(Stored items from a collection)
————

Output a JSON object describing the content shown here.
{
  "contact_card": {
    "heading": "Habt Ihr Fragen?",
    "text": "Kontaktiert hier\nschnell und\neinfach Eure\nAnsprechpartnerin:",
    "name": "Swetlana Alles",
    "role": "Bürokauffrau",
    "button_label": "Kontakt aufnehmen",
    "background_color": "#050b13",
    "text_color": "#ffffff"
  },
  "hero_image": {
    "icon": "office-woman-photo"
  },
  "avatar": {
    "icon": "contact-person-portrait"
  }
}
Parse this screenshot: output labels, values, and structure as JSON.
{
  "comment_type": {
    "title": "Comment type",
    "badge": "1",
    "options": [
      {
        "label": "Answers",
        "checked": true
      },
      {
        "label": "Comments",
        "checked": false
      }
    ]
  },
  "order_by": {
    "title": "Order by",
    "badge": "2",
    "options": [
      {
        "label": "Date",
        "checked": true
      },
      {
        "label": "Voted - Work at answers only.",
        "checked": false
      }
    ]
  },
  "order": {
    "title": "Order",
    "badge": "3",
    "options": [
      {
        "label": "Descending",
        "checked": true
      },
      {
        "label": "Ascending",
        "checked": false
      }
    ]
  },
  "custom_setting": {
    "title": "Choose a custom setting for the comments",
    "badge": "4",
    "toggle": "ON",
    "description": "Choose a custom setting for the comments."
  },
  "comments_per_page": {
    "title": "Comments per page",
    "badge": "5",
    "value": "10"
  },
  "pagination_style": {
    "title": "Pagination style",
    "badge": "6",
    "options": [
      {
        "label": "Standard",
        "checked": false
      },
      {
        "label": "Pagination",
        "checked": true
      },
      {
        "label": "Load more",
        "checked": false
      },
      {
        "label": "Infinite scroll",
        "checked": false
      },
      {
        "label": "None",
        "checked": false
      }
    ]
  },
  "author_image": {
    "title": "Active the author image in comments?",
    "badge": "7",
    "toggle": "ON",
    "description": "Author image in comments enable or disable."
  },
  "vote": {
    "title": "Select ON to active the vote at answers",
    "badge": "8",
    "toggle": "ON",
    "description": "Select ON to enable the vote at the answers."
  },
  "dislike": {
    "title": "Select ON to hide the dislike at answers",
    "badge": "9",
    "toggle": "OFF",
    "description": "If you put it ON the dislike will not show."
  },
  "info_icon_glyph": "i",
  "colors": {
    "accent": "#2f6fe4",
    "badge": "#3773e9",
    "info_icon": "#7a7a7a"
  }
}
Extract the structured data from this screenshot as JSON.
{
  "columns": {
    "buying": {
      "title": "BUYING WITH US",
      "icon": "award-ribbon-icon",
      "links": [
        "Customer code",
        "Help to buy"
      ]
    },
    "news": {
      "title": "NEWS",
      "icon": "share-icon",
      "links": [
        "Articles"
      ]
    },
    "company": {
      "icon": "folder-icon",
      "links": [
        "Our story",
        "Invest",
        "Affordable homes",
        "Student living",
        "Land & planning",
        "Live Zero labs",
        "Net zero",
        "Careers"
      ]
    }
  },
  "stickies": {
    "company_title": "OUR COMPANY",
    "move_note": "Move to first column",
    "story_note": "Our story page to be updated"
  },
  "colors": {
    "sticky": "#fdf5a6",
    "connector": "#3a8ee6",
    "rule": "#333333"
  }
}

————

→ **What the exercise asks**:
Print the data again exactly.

→ **Solution to this exercise**:
Output a JSON object describing the content shown here.
{
  "contact_card": {
    "heading": "Habt Ihr Fragen?",
    "text": "Kontaktiert hier\nschnell und\neinfach Eure\nAnsprechpartnerin:",
    "name": "Swetlana Alles",
    "role": "Bürokauffrau",
    "button_label": "Kontakt aufnehmen",
    "background_color": "#050b13",
    "text_color": "#ffffff"
  },
  "hero_image": {
    "icon": "office-woman-photo"
  },
  "avatar": {
    "icon": "contact-person-portrait"
  }
}
Parse this screenshot: output labels, values, and structure as JSON.
{
  "comment_type": {
    "title": "Comment type",
    "badge": "1",
    "options": [
      {
        "label": "Answers",
        "checked": true
      },
      {
        "label": "Comments",
        "checked": false
      }
    ]
  },
  "order_by": {
    "title": "Order by",
    "badge": "2",
    "options": [
      {
        "label": "Date",
        "checked": true
      },
      {
        "label": "Voted - Work at answers only.",
        "checked": false
      }
    ]
  },
  "order": {
    "title": "Order",
    "badge": "3",
    "options": [
      {
        "label": "Descending",
        "checked": true
      },
      {
        "label": "Ascending",
        "checked": false
      }
    ]
  },
  "custom_setting": {
    "title": "Choose a custom setting for the comments",
    "badge": "4",
    "toggle": "ON",
    "description": "Choose a custom setting for the comments."
  },
  "comments_per_page": {
    "title": "Comments per page",
    "badge": "5",
    "value": "10"
  },
  "pagination_style": {
    "title": "Pagination style",
    "badge": "6",
    "options": [
      {
        "label": "Standard",
        "checked": false
      },
      {
        "label": "Pagination",
        "checked": true
      },
      {
        "label": "Load more",
        "checked": false
      },
      {
        "label": "Infinite scroll",
        "checked": false
      },
      {
        "label": "None",
        "checked": false
      }
    ]
  },
  "author_image": {
    "title": "Active the author image in comments?",
    "badge": "7",
    "toggle": "ON",
    "description": "Author image in comments enable or disable."
  },
  "vote": {
    "title": "Select ON to active the vote at answers",
    "badge": "8",
    "toggle": "ON",
    "description": "Select ON to enable the vote at the answers."
  },
  "dislike": {
    "title": "Select ON to hide the dislike at answers",
    "badge": "9",
    "toggle": "OFF",
    "description": "If you put it ON the dislike will not show."
  },
  "info_icon_glyph": "i",
  "colors": {
    "accent": "#2f6fe4",
    "badge": "#3773e9",
    "info_icon": "#7a7a7a"
  }
}
Extract the structured data from this screenshot as JSON.
{
  "columns": {
    "buying": {
      "title": "BUYING WITH US",
      "icon": "award-ribbon-icon",
      "links": [
        "Customer code",
        "Help to buy"
      ]
    },
    "news": {
      "title": "NEWS",
      "icon": "share-icon",
      "links": [
        "Articles"
      ]
    },
    "company": {
      "icon": "folder-icon",
      "links": [
        "Our story",
        "Invest",
        "Affordable homes",
        "Student living",
        "Land & planning",
        "Live Zero labs",
        "Net zero",
        "Careers"
      ]
    }
  },
  "stickies": {
    "company_title": "OUR COMPANY",
    "move_note": "Move to first column",
    "story_note": "Our story page to be updated"
  },
  "colors": {
    "sticky": "#fdf5a6",
    "connector": "#3a8ee6",
    "rule": "#333333"
  }
}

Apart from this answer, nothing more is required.